Web page and app entries:
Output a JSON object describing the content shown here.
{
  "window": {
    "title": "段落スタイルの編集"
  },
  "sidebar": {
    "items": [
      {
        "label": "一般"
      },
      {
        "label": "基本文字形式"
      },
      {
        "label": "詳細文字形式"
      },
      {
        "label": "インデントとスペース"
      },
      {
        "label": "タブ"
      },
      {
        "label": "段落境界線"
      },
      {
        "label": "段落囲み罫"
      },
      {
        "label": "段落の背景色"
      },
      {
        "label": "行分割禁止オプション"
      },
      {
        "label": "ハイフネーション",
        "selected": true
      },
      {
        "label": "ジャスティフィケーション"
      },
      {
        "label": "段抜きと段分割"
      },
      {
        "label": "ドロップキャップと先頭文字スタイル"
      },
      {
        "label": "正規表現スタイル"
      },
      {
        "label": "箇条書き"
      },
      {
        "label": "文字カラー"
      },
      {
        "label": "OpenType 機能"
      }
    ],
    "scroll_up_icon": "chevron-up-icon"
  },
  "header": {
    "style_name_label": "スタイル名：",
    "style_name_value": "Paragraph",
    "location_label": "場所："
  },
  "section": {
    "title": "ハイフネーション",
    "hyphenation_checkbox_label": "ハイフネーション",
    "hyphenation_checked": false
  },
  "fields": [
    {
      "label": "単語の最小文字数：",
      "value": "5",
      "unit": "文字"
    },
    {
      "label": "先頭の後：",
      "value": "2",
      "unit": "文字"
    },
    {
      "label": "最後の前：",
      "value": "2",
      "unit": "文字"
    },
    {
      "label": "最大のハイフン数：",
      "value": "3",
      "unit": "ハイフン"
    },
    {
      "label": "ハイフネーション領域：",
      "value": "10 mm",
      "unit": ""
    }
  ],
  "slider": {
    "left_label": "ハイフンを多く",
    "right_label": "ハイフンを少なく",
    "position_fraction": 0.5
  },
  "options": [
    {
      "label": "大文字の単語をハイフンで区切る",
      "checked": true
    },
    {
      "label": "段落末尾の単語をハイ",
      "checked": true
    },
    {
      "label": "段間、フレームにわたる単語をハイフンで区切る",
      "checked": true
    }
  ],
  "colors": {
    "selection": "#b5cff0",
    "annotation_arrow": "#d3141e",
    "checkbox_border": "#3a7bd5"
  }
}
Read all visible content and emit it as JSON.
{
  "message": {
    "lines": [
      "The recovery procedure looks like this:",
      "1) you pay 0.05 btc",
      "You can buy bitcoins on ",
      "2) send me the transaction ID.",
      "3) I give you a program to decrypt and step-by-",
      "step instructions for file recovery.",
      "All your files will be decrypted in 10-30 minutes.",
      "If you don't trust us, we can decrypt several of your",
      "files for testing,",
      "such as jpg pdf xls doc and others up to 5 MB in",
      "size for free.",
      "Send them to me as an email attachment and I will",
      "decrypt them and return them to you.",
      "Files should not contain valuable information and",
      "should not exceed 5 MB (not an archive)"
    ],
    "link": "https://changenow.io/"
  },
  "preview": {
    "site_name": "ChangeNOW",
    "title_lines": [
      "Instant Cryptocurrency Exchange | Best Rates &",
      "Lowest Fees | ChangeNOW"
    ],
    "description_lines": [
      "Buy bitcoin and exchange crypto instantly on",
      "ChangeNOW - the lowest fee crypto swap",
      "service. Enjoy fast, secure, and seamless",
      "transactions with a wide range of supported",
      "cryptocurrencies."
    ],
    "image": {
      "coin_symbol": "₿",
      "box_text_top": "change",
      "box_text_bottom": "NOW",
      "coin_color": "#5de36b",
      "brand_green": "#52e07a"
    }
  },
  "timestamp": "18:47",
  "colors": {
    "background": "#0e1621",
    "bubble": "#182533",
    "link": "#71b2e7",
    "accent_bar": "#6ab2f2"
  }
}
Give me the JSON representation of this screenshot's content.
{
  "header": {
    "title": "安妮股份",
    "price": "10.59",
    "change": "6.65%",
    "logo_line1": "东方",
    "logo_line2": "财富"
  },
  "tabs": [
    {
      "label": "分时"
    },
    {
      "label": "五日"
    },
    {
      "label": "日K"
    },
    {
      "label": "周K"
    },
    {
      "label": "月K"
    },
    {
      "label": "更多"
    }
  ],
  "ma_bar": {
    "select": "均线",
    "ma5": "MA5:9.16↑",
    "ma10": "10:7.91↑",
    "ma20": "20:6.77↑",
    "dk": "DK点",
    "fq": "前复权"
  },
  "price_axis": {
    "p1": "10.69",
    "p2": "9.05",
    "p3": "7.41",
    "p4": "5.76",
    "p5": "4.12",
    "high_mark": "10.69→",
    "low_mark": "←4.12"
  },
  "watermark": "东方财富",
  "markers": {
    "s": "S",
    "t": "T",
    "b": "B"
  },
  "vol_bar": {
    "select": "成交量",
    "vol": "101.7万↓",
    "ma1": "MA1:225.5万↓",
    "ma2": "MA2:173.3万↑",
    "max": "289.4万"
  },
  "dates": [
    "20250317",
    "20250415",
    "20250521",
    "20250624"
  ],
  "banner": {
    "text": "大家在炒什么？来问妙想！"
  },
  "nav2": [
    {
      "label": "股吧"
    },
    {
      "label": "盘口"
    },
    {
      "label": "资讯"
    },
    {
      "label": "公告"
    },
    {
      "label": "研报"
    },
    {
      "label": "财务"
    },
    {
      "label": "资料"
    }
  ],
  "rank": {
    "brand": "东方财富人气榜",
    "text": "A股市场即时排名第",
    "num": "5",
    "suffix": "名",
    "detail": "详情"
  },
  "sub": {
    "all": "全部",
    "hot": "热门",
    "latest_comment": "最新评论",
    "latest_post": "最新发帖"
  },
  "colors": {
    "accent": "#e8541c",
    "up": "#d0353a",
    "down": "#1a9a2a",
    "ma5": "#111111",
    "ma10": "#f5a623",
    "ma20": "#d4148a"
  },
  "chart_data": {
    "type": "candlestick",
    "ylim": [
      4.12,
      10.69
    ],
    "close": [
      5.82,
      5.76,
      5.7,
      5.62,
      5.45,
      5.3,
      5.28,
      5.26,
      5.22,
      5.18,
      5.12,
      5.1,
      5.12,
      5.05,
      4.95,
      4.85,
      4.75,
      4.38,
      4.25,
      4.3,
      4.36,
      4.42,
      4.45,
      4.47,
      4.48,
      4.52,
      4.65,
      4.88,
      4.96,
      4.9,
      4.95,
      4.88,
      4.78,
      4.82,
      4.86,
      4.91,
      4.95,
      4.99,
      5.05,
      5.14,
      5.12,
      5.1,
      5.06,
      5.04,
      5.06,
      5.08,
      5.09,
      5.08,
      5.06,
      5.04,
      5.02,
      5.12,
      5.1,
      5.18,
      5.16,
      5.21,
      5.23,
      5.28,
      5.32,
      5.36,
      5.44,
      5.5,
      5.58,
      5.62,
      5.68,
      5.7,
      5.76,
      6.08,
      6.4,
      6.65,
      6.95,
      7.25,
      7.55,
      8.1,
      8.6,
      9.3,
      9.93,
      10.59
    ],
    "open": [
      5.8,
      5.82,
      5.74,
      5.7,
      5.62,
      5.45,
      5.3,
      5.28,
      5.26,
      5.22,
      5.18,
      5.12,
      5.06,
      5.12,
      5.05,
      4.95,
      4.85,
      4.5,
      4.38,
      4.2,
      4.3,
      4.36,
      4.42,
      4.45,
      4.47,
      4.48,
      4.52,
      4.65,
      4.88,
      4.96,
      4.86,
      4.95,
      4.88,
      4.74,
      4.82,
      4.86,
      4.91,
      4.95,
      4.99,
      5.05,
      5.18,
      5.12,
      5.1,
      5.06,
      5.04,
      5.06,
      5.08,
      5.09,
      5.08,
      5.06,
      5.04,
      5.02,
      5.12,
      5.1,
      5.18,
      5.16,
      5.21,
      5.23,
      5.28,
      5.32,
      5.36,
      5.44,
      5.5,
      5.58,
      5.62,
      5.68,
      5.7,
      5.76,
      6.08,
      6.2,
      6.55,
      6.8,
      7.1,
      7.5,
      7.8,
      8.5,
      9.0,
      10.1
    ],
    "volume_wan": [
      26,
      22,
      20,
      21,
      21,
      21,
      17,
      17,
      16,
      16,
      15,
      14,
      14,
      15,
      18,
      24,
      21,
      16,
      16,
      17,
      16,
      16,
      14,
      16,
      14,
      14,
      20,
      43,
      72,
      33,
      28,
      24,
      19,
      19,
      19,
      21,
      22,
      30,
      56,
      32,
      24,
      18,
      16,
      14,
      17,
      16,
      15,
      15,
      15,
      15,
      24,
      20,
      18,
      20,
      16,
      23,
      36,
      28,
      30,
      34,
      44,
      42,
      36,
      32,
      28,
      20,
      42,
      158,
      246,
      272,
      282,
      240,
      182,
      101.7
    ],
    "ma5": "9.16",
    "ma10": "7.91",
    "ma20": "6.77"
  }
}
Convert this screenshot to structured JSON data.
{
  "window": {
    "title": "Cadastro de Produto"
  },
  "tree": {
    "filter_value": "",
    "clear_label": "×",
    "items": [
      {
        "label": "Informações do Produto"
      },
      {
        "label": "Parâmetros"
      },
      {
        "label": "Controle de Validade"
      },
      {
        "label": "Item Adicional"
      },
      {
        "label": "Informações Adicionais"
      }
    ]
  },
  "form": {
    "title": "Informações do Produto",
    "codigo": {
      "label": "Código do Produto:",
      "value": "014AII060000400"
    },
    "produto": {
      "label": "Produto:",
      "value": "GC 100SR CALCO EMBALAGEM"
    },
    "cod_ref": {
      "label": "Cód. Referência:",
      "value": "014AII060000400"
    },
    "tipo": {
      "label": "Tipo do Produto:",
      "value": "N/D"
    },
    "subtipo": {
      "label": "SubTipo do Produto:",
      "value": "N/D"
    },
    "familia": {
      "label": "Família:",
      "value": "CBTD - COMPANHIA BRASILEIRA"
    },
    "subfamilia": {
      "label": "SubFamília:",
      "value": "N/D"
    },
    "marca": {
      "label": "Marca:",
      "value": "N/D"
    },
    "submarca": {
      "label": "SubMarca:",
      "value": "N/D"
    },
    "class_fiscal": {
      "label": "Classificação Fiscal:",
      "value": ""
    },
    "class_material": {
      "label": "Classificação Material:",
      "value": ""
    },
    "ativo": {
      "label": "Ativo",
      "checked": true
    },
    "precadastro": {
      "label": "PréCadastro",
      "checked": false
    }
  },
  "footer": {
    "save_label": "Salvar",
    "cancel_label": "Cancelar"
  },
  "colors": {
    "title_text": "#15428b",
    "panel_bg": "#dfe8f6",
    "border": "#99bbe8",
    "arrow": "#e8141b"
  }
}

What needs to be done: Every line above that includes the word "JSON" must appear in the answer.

Answer box:
Output a JSON object describing the content shown here.
Read all visible content and emit it as JSON.
Give me the JSON representation of this screenshot's content.
Convert this screenshot to structured JSON data.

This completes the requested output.